Search the records for the string "будет" and copy every line in which it appears.

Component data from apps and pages
+ + + +

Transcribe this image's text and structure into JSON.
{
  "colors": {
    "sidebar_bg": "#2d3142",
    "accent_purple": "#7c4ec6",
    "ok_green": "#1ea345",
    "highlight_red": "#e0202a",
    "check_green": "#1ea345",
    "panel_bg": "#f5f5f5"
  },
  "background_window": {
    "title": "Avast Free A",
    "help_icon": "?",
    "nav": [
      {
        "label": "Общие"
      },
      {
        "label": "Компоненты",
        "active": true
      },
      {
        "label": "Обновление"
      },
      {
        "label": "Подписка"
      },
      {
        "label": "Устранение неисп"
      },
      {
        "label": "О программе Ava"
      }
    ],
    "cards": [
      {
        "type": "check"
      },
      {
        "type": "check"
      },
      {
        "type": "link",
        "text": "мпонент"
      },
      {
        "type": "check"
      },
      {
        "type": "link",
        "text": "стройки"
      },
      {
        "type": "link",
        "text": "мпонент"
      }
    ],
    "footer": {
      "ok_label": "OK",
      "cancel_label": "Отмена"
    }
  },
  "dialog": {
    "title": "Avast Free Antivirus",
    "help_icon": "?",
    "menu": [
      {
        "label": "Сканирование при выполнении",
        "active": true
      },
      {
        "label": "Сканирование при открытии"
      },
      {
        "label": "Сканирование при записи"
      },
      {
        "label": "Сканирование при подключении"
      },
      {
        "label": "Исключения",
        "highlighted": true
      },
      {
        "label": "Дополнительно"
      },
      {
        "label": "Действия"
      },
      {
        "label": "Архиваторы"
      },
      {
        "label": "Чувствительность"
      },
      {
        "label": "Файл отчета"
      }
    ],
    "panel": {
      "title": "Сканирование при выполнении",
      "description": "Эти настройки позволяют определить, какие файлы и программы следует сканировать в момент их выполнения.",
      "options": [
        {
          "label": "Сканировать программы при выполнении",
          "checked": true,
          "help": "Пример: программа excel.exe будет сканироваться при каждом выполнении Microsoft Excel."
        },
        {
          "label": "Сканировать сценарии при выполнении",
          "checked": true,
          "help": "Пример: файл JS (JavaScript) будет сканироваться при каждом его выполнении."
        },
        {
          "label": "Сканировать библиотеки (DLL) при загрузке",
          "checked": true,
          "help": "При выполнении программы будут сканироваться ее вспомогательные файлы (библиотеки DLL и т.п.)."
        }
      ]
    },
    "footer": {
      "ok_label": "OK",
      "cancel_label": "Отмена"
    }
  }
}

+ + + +

■ **Exercise result**:
          "help": "Пример: программа excel.exe будет сканироваться при каждом выполнении Microsoft Excel."
          "help": "Пример: файл JS (JavaScript) будет сканироваться при каждом его выполнении."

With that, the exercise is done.